- It was from St Ann that, upon the English capture of Jamaica in 1655, the last remnants of the Spanish left the island.
- By the 1950s, St Ann became one of the principal areas for bauxite mining in Jamaica.
- St Ann is home to one of the island’s major tourist destinations, Ocho Rios.
The Origins of the Town’s Name “Ocho Rios”
So what’s the story behind the town of Ocho Rios? This question popped up during a trip to St Ann’s Bay with my family in December 2013, when I went home for Christmas. As we drove through Ocho Rios, my youngest sister asked: Since Ocho Rios means eight rivers in Spanish, what are the names of those eight rivers? We ventured to name those rivers, of course failing miserably.

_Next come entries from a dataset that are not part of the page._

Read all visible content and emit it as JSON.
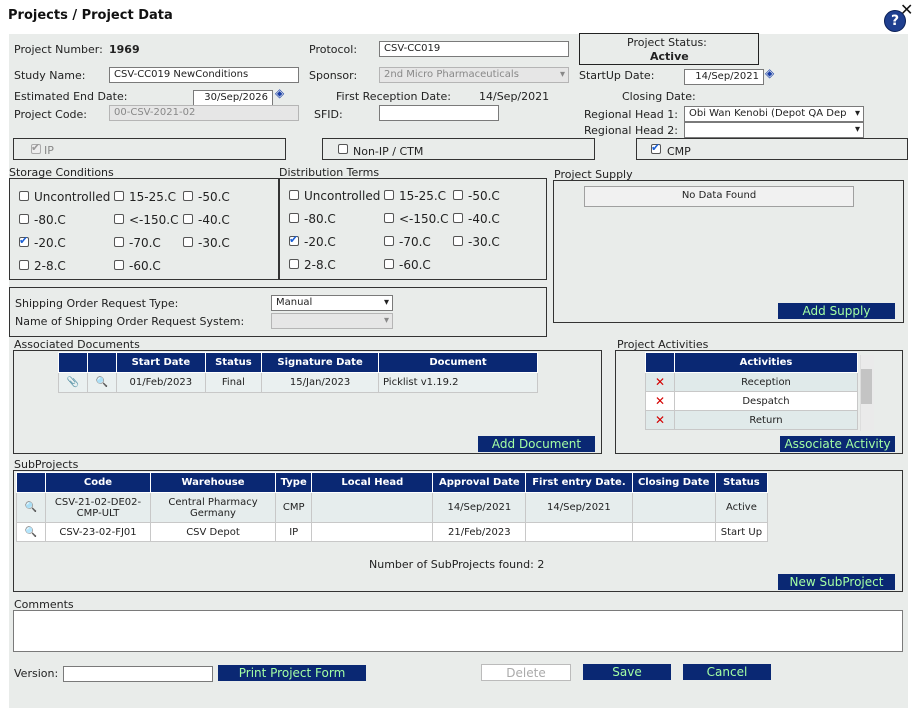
{
  "header": {
    "title": "Projects / Project Data",
    "help": "?",
    "close": "✕"
  },
  "fields": {
    "project_number_label": "Project Number:",
    "project_number": "1969",
    "protocol_label": "Protocol:",
    "protocol": "CSV-CC019",
    "project_status_label": "Project Status:",
    "project_status": "Active",
    "study_name_label": "Study Name:",
    "study_name": "CSV-CC019 NewConditions",
    "sponsor_label": "Sponsor:",
    "sponsor": "2nd Micro Pharmaceuticals",
    "startup_date_label": "StartUp Date:",
    "startup_date": "14/Sep/2021",
    "est_end_date_label": "Estimated End Date:",
    "est_end_date": "30/Sep/2026",
    "first_reception_label": "First Reception Date:",
    "first_reception": "14/Sep/2021",
    "closing_date_label": "Closing Date:",
    "project_code_label": "Project Code:",
    "project_code": "00-CSV-2021-02",
    "sfid_label": "SFID:",
    "sfid": "",
    "regional_head1_label": "Regional Head 1:",
    "regional_head1": "Obi Wan Kenobi (Depot QA Dep",
    "regional_head2_label": "Regional Head 2:",
    "regional_head2": ""
  },
  "types": {
    "ip": "IP",
    "non_ip": "Non-IP / CTM",
    "cmp": "CMP"
  },
  "storage": {
    "title": "Storage Conditions",
    "items": [
      "Uncontrolled",
      "15-25.C",
      "-50.C",
      "-80.C",
      "<-150.C",
      "-40.C",
      "-20.C",
      "-70.C",
      "-30.C",
      "2-8.C",
      "-60.C"
    ]
  },
  "distribution": {
    "title": "Distribution Terms",
    "items": [
      "Uncontrolled",
      "15-25.C",
      "-50.C",
      "-80.C",
      "<-150.C",
      "-40.C",
      "-20.C",
      "-70.C",
      "-30.C",
      "2-8.C",
      "-60.C"
    ]
  },
  "supply": {
    "title": "Project Supply",
    "nodata": "No Data Found",
    "add": "Add Supply"
  },
  "shipping": {
    "type_label": "Shipping Order Request Type:",
    "type_value": "Manual",
    "system_label": "Name of Shipping Order Request System:",
    "system_value": ""
  },
  "documents": {
    "title": "Associated Documents",
    "headers": [
      "Start Date",
      "Status",
      "Signature Date",
      "Document"
    ],
    "rows": [
      {
        "start": "01/Feb/2023",
        "status": "Final",
        "signature": "15/Jan/2023",
        "doc": "Picklist v1.19.2"
      }
    ],
    "add": "Add Document"
  },
  "activities": {
    "title": "Project Activities",
    "header": "Activities",
    "rows": [
      "Reception",
      "Despatch",
      "Return"
    ],
    "add": "Associate Activity"
  },
  "subprojects": {
    "title": "SubProjects",
    "headers": [
      "Code",
      "Warehouse",
      "Type",
      "Local Head",
      "Approval Date",
      "First entry Date.",
      "Closing Date",
      "Status"
    ],
    "rows": [
      {
        "code": "CSV-21-02-DE02-CMP-ULT",
        "warehouse": "Central Pharmacy Germany",
        "type": "CMP",
        "local": "",
        "approval": "14/Sep/2021",
        "first": "14/Sep/2021",
        "closing": "",
        "status": "Active"
      },
      {
        "code": "CSV-23-02-FJ01",
        "warehouse": "CSV Depot",
        "type": "IP",
        "local": "",
        "approval": "21/Feb/2023",
        "first": "",
        "closing": "",
        "status": "Start Up"
      }
    ],
    "count_text": "Number of SubProjects found: 2",
    "add": "New SubProject"
  },
  "comments": {
    "label": "Comments",
    "value": ""
  },
  "footer": {
    "version_label": "Version:",
    "version": "",
    "print": "Print Project Form",
    "delete": "Delete",
    "save": "Save",
    "cancel": "Cancel"
  },
  "colors": {
    "button_bg": "#0a2873",
    "button_text": "#a4ffa4",
    "panel_bg": "#e9ecea",
    "header_bg": "#0a2873"
  }
}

The truth is Ocho Rios, or even the parish of St Ann on a whole, is not home to eight rivers. Ocho Rios was originally called Cheireras by the Spanish, meaning “the bay of waterfalls” (Cundall 1915, pg. 281), and appropriately so. According to Senior (2003, pg. 358):
The character of the rivers flowing down from the hills would change on nearing the shoreline, where they suddenly left the limestone country and met other kinds of rocks. Beautiful falls and cascades resulted, as the White River, Roaring River, Dunn’s River and others bubbled down to the sea, giving to this area an overpowering beauty.

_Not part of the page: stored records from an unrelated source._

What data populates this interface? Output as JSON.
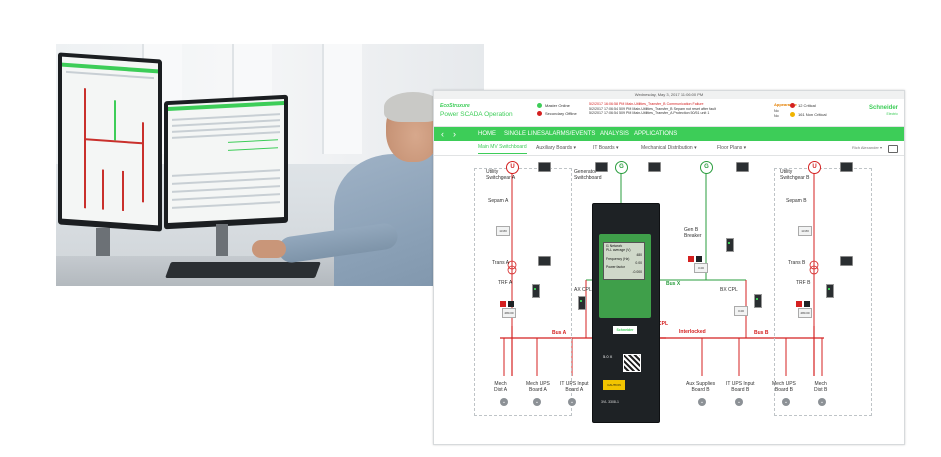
{
  "scada": {
    "date_time": "Wednesday, May 3, 2017 11:06:00 PM",
    "brand_italic": "EcoStruxure",
    "app_title": "Power SCADA Operation",
    "servers": [
      {
        "label": "Master Online",
        "color": "#3dcd58"
      },
      {
        "label": "Secondary Offline",
        "color": "#d42020"
      }
    ],
    "alarms": [
      {
        "time": "5/2/2017 16:06:58 PM",
        "text": "Main-Utilities_Transfer_B Communication Failure",
        "ack": "No"
      },
      {
        "time": "5/2/2017 17:06:54 509 PM",
        "text": "Main-Utilities_Transfer_B Sepam not reset after fault",
        "ack": "No"
      },
      {
        "time": "5/2/2017 17:06:54 509 PM",
        "text": "Main-Utilities_Transfer_A Protection 50/51 unit 1",
        "ack": "No"
      }
    ],
    "appearance_label": "Appearance",
    "counts": [
      {
        "label": "12 Critical",
        "color": "#d42020"
      },
      {
        "label": "161 Non Critical",
        "color": "#f0b400"
      }
    ],
    "logo": {
      "name": "Schneider",
      "sub": "Electric"
    },
    "nav": {
      "back_icon": "chevron-left-icon",
      "forward_icon": "chevron-right-icon",
      "items": [
        "HOME",
        "SINGLE LINES",
        "ALARMS/EVENTS",
        "ANALYSIS",
        "APPLICATIONS"
      ]
    },
    "subnav": {
      "items": [
        "Main MV Switchboard",
        "Auxiliary Boards ▾",
        "IT Boards ▾",
        "Mechanical Distribution ▾",
        "Floor Plans ▾"
      ],
      "user": "Rich Alexander ▾"
    },
    "diagram": {
      "utility_a": "Utility\nSwitchgear A",
      "utility_b": "Utility\nSwitchgear B",
      "generator": "Generator\nSwitchboard",
      "sepam_a": "Sepam A",
      "sepam_b": "Sepam B",
      "trans_a": "Trans A",
      "trans_b": "Trans B",
      "trf_a": "TRF A",
      "trf_b": "TRF B",
      "ax_cpl": "AX CPL",
      "bx_cpl": "BX CPL",
      "gen_b_breaker": "Gen B\nBreaker",
      "bus_a": "Bus A",
      "bus_b": "Bus B",
      "bus_x": "Bus X",
      "cpl": "CPL",
      "interlocked": "Interlocked",
      "feeders": [
        "Mech\nDist A",
        "Mech UPS\nBoard A",
        "IT UPS Input\nBoard A",
        "Aux Supplies\nBoard B",
        "IT UPS Input\nBoard B",
        "Mech UPS\nBoard B",
        "Mech\nDist B"
      ],
      "values": {
        "ua_kv": "13.80",
        "trf_a_v": "480.00",
        "trf_b_v": "480.00",
        "gen_kv": "0.00",
        "ub_kv": "13.80"
      },
      "gen_symbol": "G",
      "util_symbol": "U"
    },
    "device": {
      "screen": [
        "I1 Network",
        "PLL average (V)",
        "480",
        "Frequency (Hz)",
        "0.00",
        "Power factor",
        "-0.000"
      ],
      "brand": "Schneider",
      "rating": "5.0 X",
      "caution": "CAUTION",
      "model": "3VL 3308-1"
    }
  }
}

Dunn’s River Falls, a major destination for locals and tourists alike, attests to Ocho Rios’ original name, Cheireras. It is indeed a most beautiful sight to look at and quite an experience to climb, a total of 183m. I’ve climbed the Falls several times already. How about you?
Frank Cundall (1915) notes that the name Ocho Rios is most likely a corruption of the Spanish word chorreras, meaning waterfall or spout, of course in reference to the existence of waterfalls within the area such as the Dunn’s River and Roaring River falls. Unlike the Dunn’s River falls, however, the Roaring River falls are not easily accessible.

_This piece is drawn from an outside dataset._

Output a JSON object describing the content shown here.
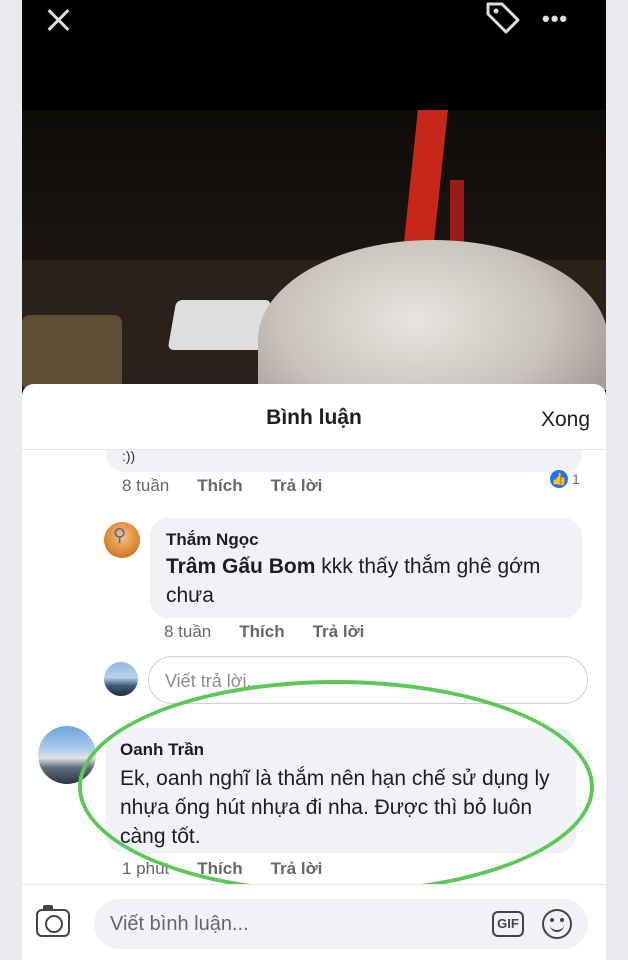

So what rivers exist in St Ann parish? They are the:
- Cave River
- Dunn’s River
- Great River
- Llandovery River
- Pedro River
- Roaring River
- White River
Hmm, almost eight then! Am I missing any? Let me know in the comments box below.
Until next time…
Cundall, Frank (1915). Historic Jamaica. London: The Institute of Jamaica
Delso, Diego. Photo of Dunns River Falls, Ocho Rios, Jamaica. http://commons.wikimedia.org/wiki/File:Ocho_R%C3%ADos-Jamaica03.JPG
Senior, Olive (2003). Encyclopedia of Jamaican Heritage. St. Andrew: Twin Guinep Publishers Ltd.